Stating the obvious, Wisconsin winters are different than Southern California winters. During my first “real” winter, I quickly learned that if I wanted to exercise outdoors, proper clothing was essential. Back in California I never owned a winter hat, a scarf, gloves, ear muffs, or wool socks. Now I own a few of each. Remember, your clothes act as insulators by trapping warm air. Just be sure to choose materials that allow sweat to pass through. Why? If your clothes can’t provide a layer of “dry” air near the skin, they will increase the amount of heat your body loses as you exercise. Nowadays it’s easy to find many moisture wicking garments from socks to shirts. And don’t forget to protect your ears (earmuffs), eyes (sunglasses or goggles), and neck (scarf). So whether you’re shoveling the driveway, snow-shoeing, or having a snowball fight, stay warm and enjoy the winter.
Although some old fitness fictions, such as “no pain, no gain” and “spot reducing” are fading fast, plenty of popular exercise misconceptions still exist.
Here are four exercise myths revealed:
Exercise Myth 1. Strength training will bulk me up. Getting “bulked up” is a function of diet (lots of calories), genetics (lots of testosterone), and heavy weight lifting (lots of grunting). As a matter of fact, strength training helps maintain muscle mass and decrease body fat percentage.
Exercise Myth 2. If you’re not working up a sweat, you’re not working hard enough. Sweating is not necessarily an indicator of exertion; it’s your body’s way of cooling itself. Sitting outside on a hot and sunny day (that would be nice right about now) can make you sweat. It’s also possible to burn calories without breaking a sweat. Just try walking.
Exercise Myth 3. Exercise Is the best way to lose weight. Exercise is one way to lose weight, but alone cannot guarantee your ideal weight. Long term and safe weight management is most effective when coupled with proper diet and nutrition.
Exercise Myth 4. There is one perfect workout routine. In my opinion, it’s all about moving more. Whether you go to the gym, dance, walk your dog, garden, or chase your spouse around the house, the best workout is whatever activities you enjoy and will do consistently.
Shorter days and cooler nights tell me that Autumn is here. It’s also reminder that we need to get outdoors as much as we can. Why? Well, there’s always yard work to do: raking leaves, harvesting veggies, and mulching trees. Second, outdoor activities are great exercise: the bending, lifting, lunging, hoisting, and jumping into piles of leaves. Third, the colors are beautiful!
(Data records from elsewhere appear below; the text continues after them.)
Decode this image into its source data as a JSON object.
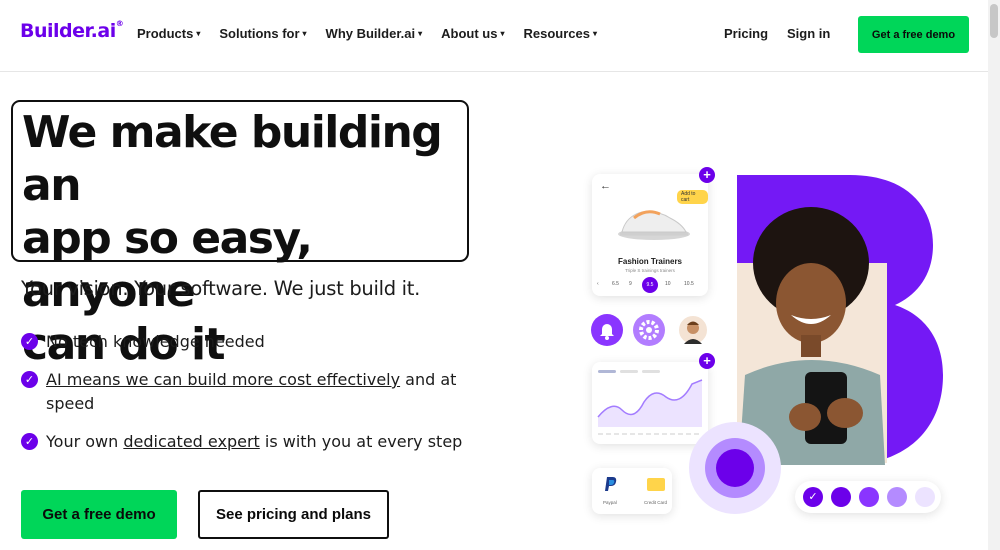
{
  "header": {
    "logo": "Builder.ai",
    "logo_mark": "®",
    "nav": [
      {
        "label": "Products"
      },
      {
        "label": "Solutions for"
      },
      {
        "label": "Why Builder.ai"
      },
      {
        "label": "About us"
      },
      {
        "label": "Resources"
      }
    ],
    "caret": "▾",
    "pricing": "Pricing",
    "signin": "Sign in",
    "demo_button": "Get a free demo"
  },
  "hero": {
    "headline_line1": "We make building an",
    "headline_line2": "app so easy, anyone",
    "headline_line3": "can do it",
    "subtitle": "Your vision. Your software. We just build it.",
    "features": [
      {
        "pre": "",
        "link": "",
        "post": "No tech knowledge needed"
      },
      {
        "pre": "",
        "link": "AI means we can build more cost effectively",
        "post": " and at speed"
      },
      {
        "pre": "Your own ",
        "link": "dedicated expert",
        "post": " is with you at every step"
      }
    ],
    "check_glyph": "✓",
    "cta_primary": "Get a free demo",
    "cta_secondary": "See pricing and plans"
  },
  "illustration": {
    "product_name": "Fashion Trainers",
    "product_sub": "Triple S trainings trainers",
    "add_badge": "Add to cart",
    "back_glyph": "←",
    "sizes": [
      "6.5",
      "9",
      "9.5",
      "10",
      "10.5"
    ],
    "selected_size": "9.5",
    "plus_glyph": "+",
    "pay_paypal": "Paypal",
    "pay_card": "Credit Card",
    "dot_colors": [
      "#6c00ea",
      "#6c00ea",
      "#8a35ff",
      "#b48bff",
      "#ece3ff"
    ],
    "dot_check": "✓",
    "accent": "#6c00ea",
    "green": "#00d659"
  }
}
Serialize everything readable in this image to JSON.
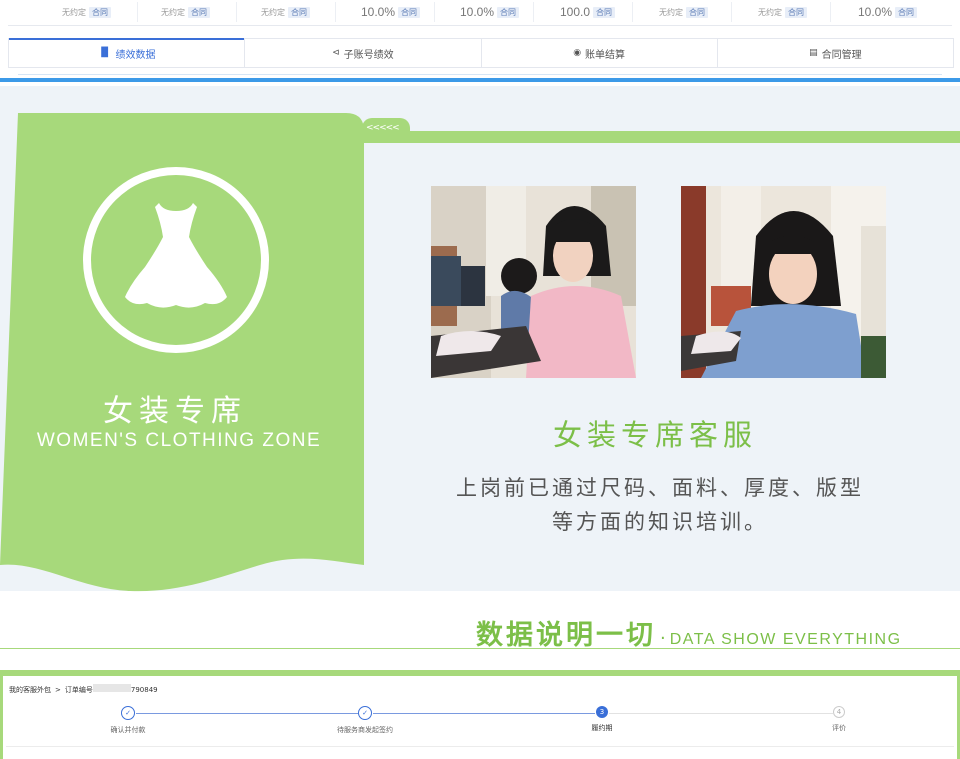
{
  "stats": [
    {
      "value": "无约定",
      "tag": "合同",
      "size": "small"
    },
    {
      "value": "无约定",
      "tag": "合同",
      "size": "small"
    },
    {
      "value": "无约定",
      "tag": "合同",
      "size": "small"
    },
    {
      "value": "10.0%",
      "tag": "合同",
      "size": "big"
    },
    {
      "value": "10.0%",
      "tag": "合同",
      "size": "big"
    },
    {
      "value": "100.0",
      "tag": "合同",
      "size": "big"
    },
    {
      "value": "无约定",
      "tag": "合同",
      "size": "small"
    },
    {
      "value": "无约定",
      "tag": "合同",
      "size": "small"
    },
    {
      "value": "10.0%",
      "tag": "合同",
      "size": "big"
    }
  ],
  "tabs": [
    {
      "label": "绩效数据",
      "icon": "bar-chart-icon",
      "active": true
    },
    {
      "label": "子账号绩效",
      "icon": "share-icon",
      "active": false
    },
    {
      "label": "账单结算",
      "icon": "car-icon",
      "active": false
    },
    {
      "label": "合同管理",
      "icon": "document-icon",
      "active": false
    }
  ],
  "feature": {
    "tab_glyphs": "<<<<<",
    "zone_title": "女装专席",
    "zone_subtitle": "WOMEN'S CLOTHING ZONE",
    "icon": "dress-icon",
    "cs_title": "女装专席客服",
    "cs_desc_line1": "上岗前已通过尺码、面料、厚度、版型",
    "cs_desc_line2": "等方面的知识培训。",
    "accent_color": "#a7d97b"
  },
  "data_heading": {
    "cn": "数据说明一切",
    "dot": "·",
    "en": "DATA SHOW EVERYTHING"
  },
  "order": {
    "breadcrumb_root": "我的客服外包",
    "breadcrumb_sep": ">",
    "order_prefix": "订单编号",
    "order_suffix": "790849",
    "steps": [
      {
        "label": "确认并付款",
        "state": "done",
        "mark": "✓"
      },
      {
        "label": "待服务商发起签约",
        "state": "done",
        "mark": "✓"
      },
      {
        "label": "履约期",
        "state": "current",
        "mark": "3"
      },
      {
        "label": "评价",
        "state": "todo",
        "mark": "4"
      }
    ]
  }
}
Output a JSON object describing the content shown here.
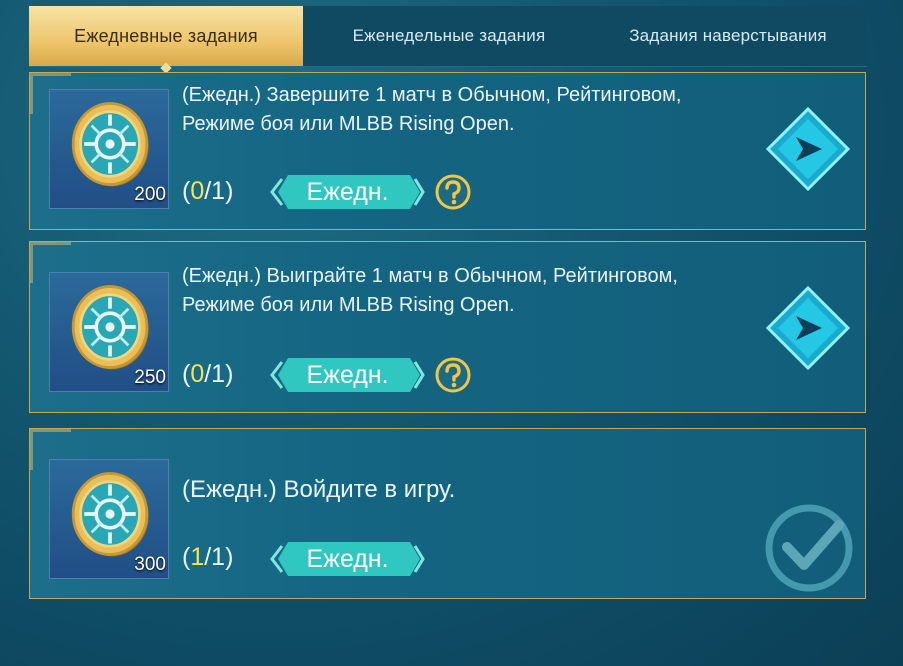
{
  "tabs": [
    {
      "label": "Ежедневные задания",
      "active": true
    },
    {
      "label": "Еженедельные задания",
      "active": false
    },
    {
      "label": "Задания наверстывания",
      "active": false
    }
  ],
  "quests": [
    {
      "reward": "200",
      "description": "(Ежедн.) Завершите 1 матч в Обычном, Рейтинговом, Режиме боя или MLBB Rising Open.",
      "progress_open": "(",
      "progress_current": "0",
      "progress_total": "/1)",
      "type_label": "Ежедн.",
      "completed": false
    },
    {
      "reward": "250",
      "description": "(Ежедн.) Выиграйте 1 матч в Обычном, Рейтинговом, Режиме боя или MLBB Rising Open.",
      "progress_open": "(",
      "progress_current": "0",
      "progress_total": "/1)",
      "type_label": "Ежедн.",
      "completed": false
    },
    {
      "reward": "300",
      "description": "(Ежедн.) Войдите в игру.",
      "progress_open": "(",
      "progress_current": "1",
      "progress_total": "/1)",
      "type_label": "Ежедн.",
      "completed": true
    }
  ],
  "colors": {
    "accent_gold": "#e0c277",
    "progress_current": "#f5e35a",
    "badge_teal": "#2fc7c0",
    "go_button": "#21c6e0"
  },
  "icons": {
    "reward": "gold-emblem-coin-icon",
    "help": "question-mark-icon",
    "go": "arrow-right-diamond-icon",
    "done": "checkmark-circle-icon"
  }
}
Lastly, it’s VERY important that we get sunshine. That’s how are bodies make vitamin D. And vitamin D helps our immune system stay strong. So be sure to get outside and enjoy this Fall.
— by Eric Foxman